The survey found that the top three factors/resources that would best support academic instruction in the garden are teacher training in garden-based learning instruction (65%), access to garden-based curriculum/education materials (45.8%), and lesson planning time (37.6%). In addition, 51.5% of respondents indicated that their staff has received no garden-based professional development in the past three years. Respondents indicated that the professional development topics that they would attend or like to see offered in their area are "Connecting the garden to Common Core English/Language Arts and Math" (66%), "Connecting the garden to Next Generation Science Standards" (62%), and "Garden enhanced nutrition education" (53.4%). In terms of support organizations, the majority of respondents (40.5%) indicated that non-profit support organizations have collaborated with their school garden during the last academic year.
The survey also found that teachers do the most on-going garden site maintinence (i.e. caring for plants, watering, repairs), and take the most responsibility of management of the garden (i.e. fundraising, planning, coordination). In addition, 61.4% of respondents cited that there are no paid staff that manage the garden or teach in the garden outside of classroom teachers. The majority of respondents indicated that volunteers spend 0-3 hours on average per week in the garden. Lastly, the survey found that responsibility for summer maintinence of the garden is most often taken on by parent volunteers (40.7%) and teachers (31.9%).
In terms of school garden budgets, the survey found that total school garden budgets most often range between $0 and $499. During the last academic year, 49.8% of respondents indicated that their school garden has received funds from grants and/or foundations.
School gardeners indicated that the three elements that would most benefit their school garden program overall are funding (62.7%), a garden coordinator staff position (39.9%), and time scheduled within the school day for garden instruction (34.2%). Respondents were also asked hypothetically, if their school garden was granted $10,000 for the next year, what are the top two things that they would they spend that money on? The physical site was reported to take top priority, with 74.3% of respondents indicating that they would spend the money on improving or adding features within the garden (such as gathering areas, plants, hardscape, irrigation, signage, kitchen, raised beds, garden tools, compost materials, etc.) The second priority was paid staff, for which 46.8% of respondents said that they would alot some (or all) of the money to hiring paid garden staff.
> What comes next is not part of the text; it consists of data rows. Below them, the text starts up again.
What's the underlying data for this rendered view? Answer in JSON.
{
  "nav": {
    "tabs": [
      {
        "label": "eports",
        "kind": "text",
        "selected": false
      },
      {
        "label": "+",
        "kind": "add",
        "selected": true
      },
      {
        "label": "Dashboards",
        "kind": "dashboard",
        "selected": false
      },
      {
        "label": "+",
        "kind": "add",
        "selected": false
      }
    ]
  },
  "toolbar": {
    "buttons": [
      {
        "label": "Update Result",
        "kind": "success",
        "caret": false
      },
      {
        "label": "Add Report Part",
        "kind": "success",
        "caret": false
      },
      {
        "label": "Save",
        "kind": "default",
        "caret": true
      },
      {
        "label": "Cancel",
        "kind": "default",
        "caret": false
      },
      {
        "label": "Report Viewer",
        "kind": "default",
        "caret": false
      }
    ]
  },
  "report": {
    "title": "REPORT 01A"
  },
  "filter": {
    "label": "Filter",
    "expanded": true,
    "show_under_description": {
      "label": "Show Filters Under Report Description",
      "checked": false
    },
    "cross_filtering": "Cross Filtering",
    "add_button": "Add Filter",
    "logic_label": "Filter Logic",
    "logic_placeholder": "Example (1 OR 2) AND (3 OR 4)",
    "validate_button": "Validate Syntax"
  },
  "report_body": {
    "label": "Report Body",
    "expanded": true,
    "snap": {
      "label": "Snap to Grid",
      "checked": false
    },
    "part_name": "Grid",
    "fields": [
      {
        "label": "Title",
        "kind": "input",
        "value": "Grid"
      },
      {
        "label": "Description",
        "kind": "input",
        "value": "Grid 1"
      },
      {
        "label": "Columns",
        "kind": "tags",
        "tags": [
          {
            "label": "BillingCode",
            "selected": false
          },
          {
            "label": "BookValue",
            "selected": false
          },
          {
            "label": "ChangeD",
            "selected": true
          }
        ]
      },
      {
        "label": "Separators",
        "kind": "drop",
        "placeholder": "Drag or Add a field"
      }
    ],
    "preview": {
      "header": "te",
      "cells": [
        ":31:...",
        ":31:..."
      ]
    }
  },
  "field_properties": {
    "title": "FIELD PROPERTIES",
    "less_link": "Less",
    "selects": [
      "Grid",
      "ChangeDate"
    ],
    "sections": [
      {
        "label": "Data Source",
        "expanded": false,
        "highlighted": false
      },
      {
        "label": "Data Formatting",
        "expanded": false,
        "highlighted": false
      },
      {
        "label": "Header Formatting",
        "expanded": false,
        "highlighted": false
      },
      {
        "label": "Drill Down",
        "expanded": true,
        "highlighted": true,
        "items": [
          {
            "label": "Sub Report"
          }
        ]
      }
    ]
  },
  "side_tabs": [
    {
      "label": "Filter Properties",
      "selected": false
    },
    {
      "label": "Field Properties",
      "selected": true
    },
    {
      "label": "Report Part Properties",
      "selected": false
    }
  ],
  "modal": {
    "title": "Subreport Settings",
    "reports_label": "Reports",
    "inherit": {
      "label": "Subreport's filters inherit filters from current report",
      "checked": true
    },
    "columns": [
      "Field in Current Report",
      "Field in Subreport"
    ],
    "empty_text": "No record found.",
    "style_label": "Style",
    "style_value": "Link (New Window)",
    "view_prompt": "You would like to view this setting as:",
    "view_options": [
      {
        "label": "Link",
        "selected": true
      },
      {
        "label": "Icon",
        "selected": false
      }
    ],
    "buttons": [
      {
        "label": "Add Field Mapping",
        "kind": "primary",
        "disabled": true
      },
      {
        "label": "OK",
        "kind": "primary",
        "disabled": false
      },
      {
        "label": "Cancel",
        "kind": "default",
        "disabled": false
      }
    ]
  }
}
The California School Garden Survey also included questions for respondents who do not have school gardens. When asked to indicate the reasons that best describe why their school does not have a garden program, the majority of respondents, 69.1%, cited lack of funding as a reason for not having a school garden. In addition, 49.4% of respondents cited lack of staffing and lack of garden supplies as other reasons why their school is not able to have a garden program. Encouragingly, 81.3% of the schools that reported not having garden programs indicated that their school does have ambitions or plans for building a garden in the future.
Life Lab would like to thank the 552 survey respondents that took the time to complete the 2013-2014 California School Garden Survey.
Sarah Hendrix- Life Lab Senior Intern
John Fisher- Life Lab Program Director